| TASK INSTRUCTIONS |
Your answer must be an exact copy of the listing.

| DATASET ENTRIES |
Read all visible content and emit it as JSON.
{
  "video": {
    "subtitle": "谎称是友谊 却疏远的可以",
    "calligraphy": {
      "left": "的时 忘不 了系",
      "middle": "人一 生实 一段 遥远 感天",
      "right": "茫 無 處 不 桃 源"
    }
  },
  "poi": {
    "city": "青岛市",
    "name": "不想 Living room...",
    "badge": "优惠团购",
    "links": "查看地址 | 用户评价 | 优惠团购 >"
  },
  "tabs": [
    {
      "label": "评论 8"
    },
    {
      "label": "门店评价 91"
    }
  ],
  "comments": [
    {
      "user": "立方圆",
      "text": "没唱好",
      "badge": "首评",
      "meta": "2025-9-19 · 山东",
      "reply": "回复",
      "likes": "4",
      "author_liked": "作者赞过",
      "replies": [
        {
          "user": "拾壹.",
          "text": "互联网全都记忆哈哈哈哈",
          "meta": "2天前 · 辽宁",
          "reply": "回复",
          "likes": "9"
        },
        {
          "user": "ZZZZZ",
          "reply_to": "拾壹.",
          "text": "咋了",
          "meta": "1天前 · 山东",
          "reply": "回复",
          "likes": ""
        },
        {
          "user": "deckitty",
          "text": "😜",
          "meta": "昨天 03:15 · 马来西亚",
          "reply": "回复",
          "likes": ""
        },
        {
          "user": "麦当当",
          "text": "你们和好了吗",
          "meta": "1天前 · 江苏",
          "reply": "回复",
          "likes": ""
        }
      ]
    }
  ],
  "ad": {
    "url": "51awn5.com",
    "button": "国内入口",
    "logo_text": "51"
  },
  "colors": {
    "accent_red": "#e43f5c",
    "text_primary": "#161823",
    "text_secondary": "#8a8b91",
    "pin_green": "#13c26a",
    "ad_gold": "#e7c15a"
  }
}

| EXERCISE ANSWER |
Read all visible content and emit it as JSON.
{
  "video": {
    "subtitle": "谎称是友谊 却疏远的可以",
    "calligraphy": {
      "left": "的时 忘不 了系",
      "middle": "人一 生实 一段 遥远 感天",
      "right": "茫 無 處 不 桃 源"
    }
  },
  "poi": {
    "city": "青岛市",
    "name": "不想 Living room...",
    "badge": "优惠团购",
    "links": "查看地址 | 用户评价 | 优惠团购 >"
  },
  "tabs": [
    {
      "label": "评论 8"
    },
    {
      "label": "门店评价 91"
    }
  ],
  "comments": [
    {
      "user": "立方圆",
      "text": "没唱好",
      "badge": "首评",
      "meta": "2025-9-19 · 山东",
      "reply": "回复",
      "likes": "4",
      "author_liked": "作者赞过",
      "replies": [
        {
          "user": "拾壹.",
          "text": "互联网全都记忆哈哈哈哈",
          "meta": "2天前 · 辽宁",
          "reply": "回复",
          "likes": "9"
        },
        {
          "user": "ZZZZZ",
          "reply_to": "拾壹.",
          "text": "咋了",
          "meta": "1天前 · 山东",
          "reply": "回复",
          "likes": ""
        },
        {
          "user": "deckitty",
          "text": "😜",
          "meta": "昨天 03:15 · 马来西亚",
          "reply": "回复",
          "likes": ""
        },
        {
          "user": "麦当当",
          "text": "你们和好了吗",
          "meta": "1天前 · 江苏",
          "reply": "回复",
          "likes": ""
        }
      ]
    }
  ],
  "ad": {
    "url": "51awn5.com",
    "button": "国内入口",
    "logo_text": "51"
  },
  "colors": {
    "accent_red": "#e43f5c",
    "text_primary": "#161823",
    "text_secondary": "#8a8b91",
    "pin_green": "#13c26a",
    "ad_gold": "#e7c15a"
  }
}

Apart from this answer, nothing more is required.